* **Assigned task**
Consider the entries given below. Count the lines that include "系统配置" and give only the count.

* **Data to process**
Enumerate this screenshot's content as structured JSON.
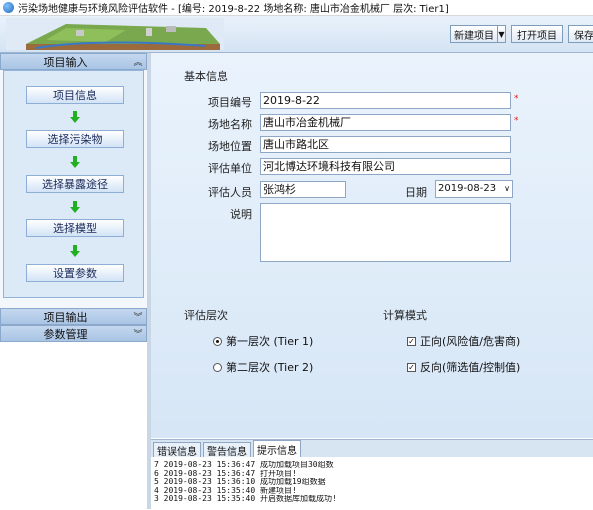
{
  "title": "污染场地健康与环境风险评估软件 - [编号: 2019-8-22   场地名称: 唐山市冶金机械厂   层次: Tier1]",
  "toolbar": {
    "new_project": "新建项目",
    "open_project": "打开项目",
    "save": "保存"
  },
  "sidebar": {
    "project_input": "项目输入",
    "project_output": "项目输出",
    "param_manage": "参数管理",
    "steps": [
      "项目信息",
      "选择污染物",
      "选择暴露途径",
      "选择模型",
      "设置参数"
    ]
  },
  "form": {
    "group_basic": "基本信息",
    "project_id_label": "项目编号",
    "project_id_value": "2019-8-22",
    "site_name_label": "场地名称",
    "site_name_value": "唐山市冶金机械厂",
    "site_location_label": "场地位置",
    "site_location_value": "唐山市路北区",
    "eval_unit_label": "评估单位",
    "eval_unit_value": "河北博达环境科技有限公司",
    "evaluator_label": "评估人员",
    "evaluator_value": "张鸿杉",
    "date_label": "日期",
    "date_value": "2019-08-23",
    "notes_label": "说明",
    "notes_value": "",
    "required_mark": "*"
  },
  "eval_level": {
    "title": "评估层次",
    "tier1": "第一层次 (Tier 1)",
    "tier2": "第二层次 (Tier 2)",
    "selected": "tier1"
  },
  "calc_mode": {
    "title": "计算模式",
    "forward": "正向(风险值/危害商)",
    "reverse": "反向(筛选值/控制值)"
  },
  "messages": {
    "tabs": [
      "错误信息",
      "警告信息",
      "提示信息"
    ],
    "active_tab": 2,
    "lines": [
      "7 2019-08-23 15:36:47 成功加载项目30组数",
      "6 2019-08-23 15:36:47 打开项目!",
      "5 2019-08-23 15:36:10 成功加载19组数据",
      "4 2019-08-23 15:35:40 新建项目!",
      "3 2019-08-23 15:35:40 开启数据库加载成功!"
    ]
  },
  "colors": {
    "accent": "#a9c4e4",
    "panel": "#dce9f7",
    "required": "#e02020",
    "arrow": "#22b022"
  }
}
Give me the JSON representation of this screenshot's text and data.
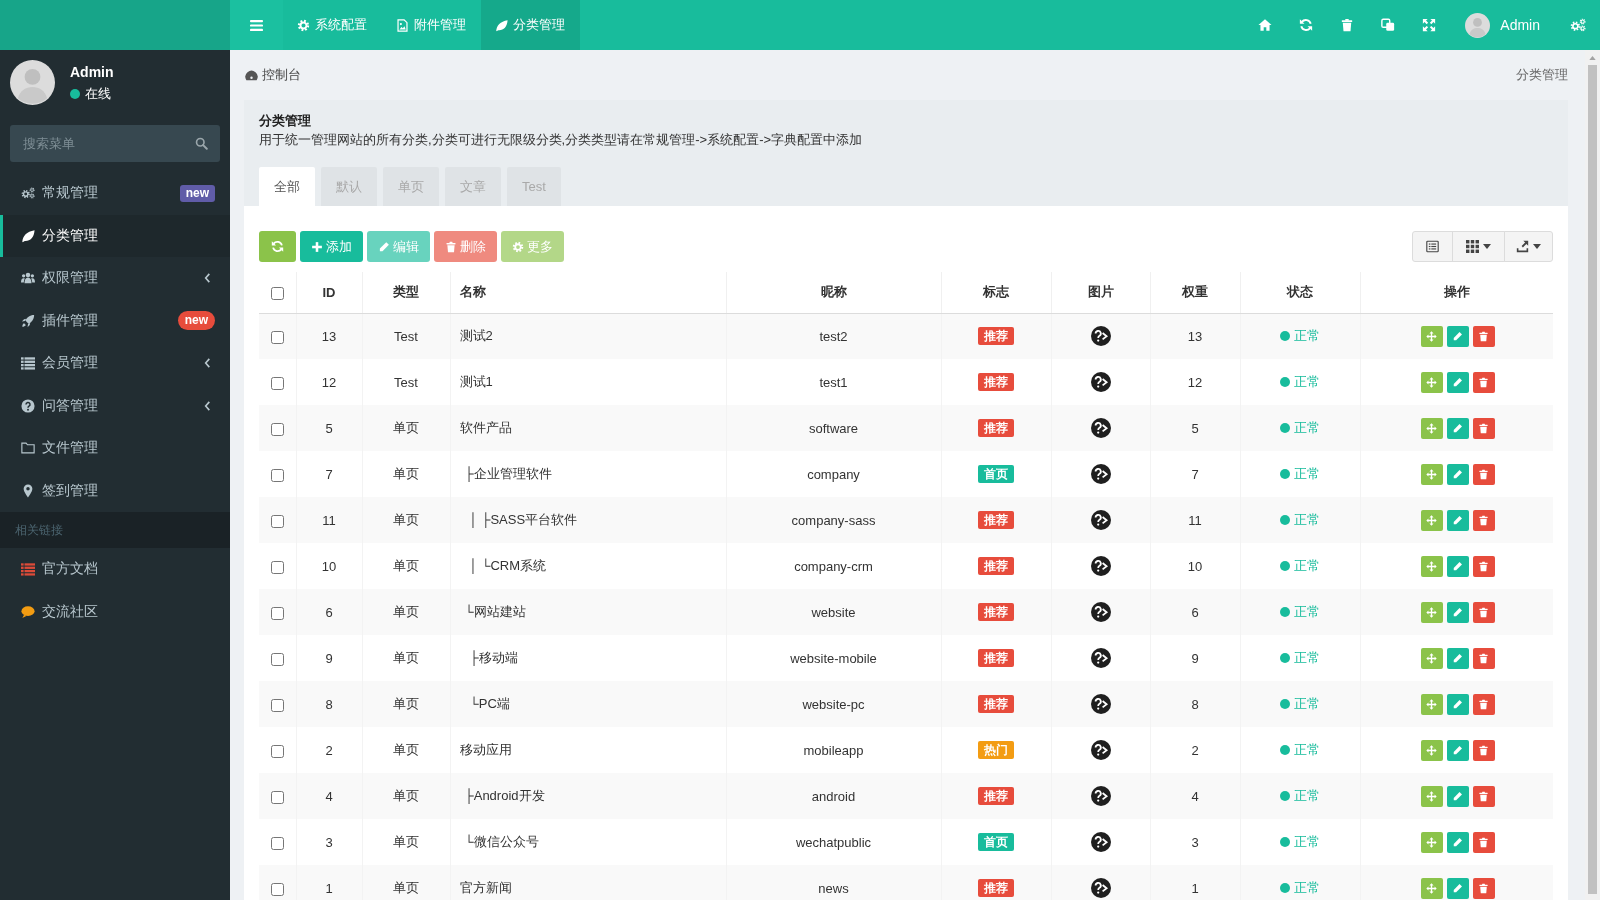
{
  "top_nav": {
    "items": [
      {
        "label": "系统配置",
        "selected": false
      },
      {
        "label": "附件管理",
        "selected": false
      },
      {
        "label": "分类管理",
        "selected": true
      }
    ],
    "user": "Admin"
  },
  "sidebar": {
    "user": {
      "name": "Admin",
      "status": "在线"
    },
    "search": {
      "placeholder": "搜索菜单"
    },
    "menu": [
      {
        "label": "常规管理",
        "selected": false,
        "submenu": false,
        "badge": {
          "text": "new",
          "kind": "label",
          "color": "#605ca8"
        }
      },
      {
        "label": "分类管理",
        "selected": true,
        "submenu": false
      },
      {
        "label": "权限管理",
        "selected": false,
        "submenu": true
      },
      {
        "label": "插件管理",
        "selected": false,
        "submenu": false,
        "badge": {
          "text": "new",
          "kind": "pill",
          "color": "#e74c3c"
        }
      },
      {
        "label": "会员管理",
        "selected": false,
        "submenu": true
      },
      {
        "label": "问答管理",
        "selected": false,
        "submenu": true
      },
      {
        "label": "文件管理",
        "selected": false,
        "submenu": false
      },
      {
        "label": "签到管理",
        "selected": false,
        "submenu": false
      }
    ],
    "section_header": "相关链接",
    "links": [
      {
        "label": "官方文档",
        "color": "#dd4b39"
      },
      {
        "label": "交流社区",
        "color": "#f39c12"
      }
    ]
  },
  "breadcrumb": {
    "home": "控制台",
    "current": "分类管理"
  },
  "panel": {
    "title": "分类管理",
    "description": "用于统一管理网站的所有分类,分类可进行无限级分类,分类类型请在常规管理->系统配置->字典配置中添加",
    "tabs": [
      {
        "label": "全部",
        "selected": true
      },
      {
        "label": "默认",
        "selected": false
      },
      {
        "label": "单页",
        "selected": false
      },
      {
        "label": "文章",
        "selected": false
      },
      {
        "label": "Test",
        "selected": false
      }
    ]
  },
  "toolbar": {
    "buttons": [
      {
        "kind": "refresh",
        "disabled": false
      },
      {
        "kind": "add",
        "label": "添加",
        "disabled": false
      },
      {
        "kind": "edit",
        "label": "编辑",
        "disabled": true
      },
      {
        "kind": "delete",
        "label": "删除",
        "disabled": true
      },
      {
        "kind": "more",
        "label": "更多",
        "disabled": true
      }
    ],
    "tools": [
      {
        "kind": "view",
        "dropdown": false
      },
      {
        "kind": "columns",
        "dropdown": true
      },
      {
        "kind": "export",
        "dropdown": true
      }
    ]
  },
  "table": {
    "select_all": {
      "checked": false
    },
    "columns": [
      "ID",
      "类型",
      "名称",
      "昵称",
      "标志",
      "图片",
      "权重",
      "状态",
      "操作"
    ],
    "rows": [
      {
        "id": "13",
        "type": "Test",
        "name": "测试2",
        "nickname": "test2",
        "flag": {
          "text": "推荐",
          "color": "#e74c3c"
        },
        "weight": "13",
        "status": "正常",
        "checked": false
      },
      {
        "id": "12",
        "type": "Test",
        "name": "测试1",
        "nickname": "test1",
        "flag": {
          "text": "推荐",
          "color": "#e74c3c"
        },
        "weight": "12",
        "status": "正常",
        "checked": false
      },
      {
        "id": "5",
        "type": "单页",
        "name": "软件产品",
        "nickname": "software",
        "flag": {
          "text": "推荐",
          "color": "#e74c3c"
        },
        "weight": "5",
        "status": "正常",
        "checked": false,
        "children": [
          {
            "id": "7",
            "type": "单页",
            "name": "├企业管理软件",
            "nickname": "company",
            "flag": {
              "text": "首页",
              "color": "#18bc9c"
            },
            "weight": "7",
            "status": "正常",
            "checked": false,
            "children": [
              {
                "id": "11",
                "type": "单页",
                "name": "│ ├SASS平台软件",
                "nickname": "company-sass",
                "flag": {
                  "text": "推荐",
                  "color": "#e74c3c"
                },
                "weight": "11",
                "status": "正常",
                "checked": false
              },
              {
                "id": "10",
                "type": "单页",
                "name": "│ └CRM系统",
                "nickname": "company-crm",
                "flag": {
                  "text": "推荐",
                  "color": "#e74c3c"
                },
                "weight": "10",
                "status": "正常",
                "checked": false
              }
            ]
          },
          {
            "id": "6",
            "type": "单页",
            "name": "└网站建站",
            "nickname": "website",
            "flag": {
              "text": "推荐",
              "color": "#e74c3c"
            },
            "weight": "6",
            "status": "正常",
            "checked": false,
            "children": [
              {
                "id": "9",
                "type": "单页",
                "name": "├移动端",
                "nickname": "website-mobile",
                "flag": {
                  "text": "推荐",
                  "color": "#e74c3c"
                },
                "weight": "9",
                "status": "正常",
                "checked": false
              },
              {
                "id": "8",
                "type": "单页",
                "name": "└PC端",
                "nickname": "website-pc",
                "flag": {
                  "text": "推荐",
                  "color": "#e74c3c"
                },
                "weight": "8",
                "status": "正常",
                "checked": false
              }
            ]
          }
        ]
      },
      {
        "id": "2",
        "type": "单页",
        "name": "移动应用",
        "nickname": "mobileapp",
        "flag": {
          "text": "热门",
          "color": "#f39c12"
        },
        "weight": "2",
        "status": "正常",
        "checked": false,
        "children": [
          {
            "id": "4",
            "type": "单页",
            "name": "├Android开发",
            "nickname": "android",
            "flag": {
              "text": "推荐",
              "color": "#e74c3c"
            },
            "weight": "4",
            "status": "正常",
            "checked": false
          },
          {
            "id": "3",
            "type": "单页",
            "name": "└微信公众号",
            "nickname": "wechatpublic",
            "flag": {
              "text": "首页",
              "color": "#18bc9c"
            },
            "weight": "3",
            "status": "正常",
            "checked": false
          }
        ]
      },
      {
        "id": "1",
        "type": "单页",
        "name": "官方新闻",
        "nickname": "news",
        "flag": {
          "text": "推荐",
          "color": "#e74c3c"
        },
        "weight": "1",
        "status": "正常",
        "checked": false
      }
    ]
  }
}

* **Solution for this problem**
2